● WHAT IS REQUIRED: Answer with a number only, stating how many lines of the records hold the word "text".

[Dataset rows for apps and sites]
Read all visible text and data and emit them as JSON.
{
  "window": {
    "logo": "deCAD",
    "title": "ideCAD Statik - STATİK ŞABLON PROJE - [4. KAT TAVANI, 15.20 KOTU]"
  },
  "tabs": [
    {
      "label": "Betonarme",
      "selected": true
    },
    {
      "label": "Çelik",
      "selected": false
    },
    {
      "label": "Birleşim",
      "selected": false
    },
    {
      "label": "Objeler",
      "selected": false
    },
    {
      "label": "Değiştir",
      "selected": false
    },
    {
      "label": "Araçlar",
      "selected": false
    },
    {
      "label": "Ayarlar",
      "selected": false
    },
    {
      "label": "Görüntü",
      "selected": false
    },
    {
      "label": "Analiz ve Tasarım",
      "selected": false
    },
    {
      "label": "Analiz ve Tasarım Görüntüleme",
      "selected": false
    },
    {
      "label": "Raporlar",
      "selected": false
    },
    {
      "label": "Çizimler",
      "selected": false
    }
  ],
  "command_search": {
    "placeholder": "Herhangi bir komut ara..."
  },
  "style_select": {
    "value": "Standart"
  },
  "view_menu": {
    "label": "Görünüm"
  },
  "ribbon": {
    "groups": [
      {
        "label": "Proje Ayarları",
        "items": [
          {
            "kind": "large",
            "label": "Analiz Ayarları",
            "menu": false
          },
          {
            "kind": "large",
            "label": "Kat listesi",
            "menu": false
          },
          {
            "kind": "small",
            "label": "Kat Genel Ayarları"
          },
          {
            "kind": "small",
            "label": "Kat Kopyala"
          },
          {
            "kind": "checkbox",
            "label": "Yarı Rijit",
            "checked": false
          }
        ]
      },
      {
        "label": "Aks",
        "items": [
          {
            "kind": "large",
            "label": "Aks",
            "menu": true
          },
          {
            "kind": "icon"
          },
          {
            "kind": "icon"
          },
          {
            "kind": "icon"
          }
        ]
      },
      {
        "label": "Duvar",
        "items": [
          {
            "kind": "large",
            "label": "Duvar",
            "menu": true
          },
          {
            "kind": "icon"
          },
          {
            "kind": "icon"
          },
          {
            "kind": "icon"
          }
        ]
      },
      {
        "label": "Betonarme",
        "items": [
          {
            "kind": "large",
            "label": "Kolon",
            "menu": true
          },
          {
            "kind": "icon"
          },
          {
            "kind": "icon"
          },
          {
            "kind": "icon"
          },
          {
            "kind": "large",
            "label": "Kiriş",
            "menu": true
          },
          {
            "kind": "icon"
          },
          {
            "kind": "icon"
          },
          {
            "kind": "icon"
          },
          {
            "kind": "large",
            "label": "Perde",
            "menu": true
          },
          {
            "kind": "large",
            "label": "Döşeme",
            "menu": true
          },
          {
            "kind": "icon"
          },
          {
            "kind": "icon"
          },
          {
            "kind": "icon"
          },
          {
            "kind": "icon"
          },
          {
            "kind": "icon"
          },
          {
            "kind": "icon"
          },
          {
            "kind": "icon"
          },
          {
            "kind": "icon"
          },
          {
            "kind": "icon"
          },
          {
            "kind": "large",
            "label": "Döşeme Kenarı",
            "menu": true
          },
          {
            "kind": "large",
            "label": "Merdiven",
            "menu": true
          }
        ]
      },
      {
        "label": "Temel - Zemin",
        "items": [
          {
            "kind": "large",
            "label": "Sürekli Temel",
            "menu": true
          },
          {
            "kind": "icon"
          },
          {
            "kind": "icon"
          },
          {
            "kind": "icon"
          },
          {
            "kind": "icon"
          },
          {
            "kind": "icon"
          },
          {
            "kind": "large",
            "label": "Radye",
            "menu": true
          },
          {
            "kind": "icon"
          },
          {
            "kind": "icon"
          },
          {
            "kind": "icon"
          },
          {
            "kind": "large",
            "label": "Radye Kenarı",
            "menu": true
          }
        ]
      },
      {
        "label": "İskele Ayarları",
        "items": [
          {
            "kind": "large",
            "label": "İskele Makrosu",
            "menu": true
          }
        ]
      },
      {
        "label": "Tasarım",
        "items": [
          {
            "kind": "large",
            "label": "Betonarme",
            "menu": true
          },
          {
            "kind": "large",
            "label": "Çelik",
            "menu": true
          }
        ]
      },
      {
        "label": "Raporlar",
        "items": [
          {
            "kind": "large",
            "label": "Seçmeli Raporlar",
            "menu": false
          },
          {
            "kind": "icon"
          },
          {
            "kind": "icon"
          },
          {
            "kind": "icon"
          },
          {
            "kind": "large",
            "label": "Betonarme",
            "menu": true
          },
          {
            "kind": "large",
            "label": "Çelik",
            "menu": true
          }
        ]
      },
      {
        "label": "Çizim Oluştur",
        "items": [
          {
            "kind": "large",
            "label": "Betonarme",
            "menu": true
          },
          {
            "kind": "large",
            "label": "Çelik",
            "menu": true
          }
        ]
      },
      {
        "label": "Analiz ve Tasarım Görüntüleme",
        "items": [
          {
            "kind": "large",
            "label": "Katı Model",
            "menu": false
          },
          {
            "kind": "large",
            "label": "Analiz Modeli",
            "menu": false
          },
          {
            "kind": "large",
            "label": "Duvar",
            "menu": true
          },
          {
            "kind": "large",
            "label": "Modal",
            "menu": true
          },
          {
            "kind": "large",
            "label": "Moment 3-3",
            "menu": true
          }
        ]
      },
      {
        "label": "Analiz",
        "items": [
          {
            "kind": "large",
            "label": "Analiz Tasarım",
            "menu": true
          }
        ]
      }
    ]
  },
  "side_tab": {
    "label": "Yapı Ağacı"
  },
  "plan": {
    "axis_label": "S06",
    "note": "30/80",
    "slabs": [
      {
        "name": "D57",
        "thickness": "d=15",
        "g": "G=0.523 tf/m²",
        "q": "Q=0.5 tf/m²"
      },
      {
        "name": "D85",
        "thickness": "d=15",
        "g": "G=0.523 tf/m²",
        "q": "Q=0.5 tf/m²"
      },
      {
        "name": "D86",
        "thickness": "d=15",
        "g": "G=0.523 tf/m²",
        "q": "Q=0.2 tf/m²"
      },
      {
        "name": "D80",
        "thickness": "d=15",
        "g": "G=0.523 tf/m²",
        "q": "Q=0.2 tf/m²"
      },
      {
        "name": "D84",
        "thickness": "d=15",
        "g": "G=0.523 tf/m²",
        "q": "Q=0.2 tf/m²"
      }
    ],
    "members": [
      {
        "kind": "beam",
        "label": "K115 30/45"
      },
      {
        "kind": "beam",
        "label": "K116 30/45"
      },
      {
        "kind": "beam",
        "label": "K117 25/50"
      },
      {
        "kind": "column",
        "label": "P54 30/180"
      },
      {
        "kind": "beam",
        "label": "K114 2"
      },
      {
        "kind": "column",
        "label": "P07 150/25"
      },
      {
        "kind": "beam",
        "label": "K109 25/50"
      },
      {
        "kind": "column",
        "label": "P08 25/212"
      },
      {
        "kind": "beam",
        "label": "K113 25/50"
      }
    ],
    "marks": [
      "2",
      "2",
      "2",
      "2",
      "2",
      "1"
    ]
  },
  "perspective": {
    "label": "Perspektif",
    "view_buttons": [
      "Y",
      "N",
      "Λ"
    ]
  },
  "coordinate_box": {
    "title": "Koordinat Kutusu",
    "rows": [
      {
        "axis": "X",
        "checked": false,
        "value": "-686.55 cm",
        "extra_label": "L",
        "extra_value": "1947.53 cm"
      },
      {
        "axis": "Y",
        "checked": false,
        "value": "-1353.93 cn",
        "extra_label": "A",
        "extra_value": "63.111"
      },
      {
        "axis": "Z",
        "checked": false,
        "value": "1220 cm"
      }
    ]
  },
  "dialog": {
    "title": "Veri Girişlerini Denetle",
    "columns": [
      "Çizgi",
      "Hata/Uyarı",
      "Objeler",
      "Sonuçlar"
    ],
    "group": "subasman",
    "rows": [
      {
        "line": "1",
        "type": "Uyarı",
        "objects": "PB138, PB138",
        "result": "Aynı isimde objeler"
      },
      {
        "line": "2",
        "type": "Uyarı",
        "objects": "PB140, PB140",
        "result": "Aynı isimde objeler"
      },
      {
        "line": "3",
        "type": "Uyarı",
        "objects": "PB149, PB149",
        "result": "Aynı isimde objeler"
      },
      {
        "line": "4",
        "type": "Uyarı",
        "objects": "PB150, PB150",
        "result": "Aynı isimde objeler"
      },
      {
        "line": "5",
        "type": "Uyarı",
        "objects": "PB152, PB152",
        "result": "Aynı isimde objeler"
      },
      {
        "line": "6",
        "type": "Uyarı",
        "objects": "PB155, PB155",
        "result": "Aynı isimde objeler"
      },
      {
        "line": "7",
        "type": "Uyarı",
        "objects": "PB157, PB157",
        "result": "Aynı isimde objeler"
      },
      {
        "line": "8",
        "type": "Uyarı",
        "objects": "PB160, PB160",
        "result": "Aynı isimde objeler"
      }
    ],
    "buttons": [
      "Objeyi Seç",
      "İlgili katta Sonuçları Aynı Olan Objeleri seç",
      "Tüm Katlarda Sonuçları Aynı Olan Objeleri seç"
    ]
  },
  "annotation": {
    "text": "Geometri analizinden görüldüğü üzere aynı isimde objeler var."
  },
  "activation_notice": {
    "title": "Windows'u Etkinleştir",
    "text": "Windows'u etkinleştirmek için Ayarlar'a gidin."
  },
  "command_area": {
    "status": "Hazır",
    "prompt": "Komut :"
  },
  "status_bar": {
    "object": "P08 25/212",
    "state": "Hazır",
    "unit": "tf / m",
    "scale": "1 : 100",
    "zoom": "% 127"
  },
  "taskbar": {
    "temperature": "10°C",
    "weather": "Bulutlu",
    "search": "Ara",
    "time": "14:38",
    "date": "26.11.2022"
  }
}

● EXERCISE RESULT: 3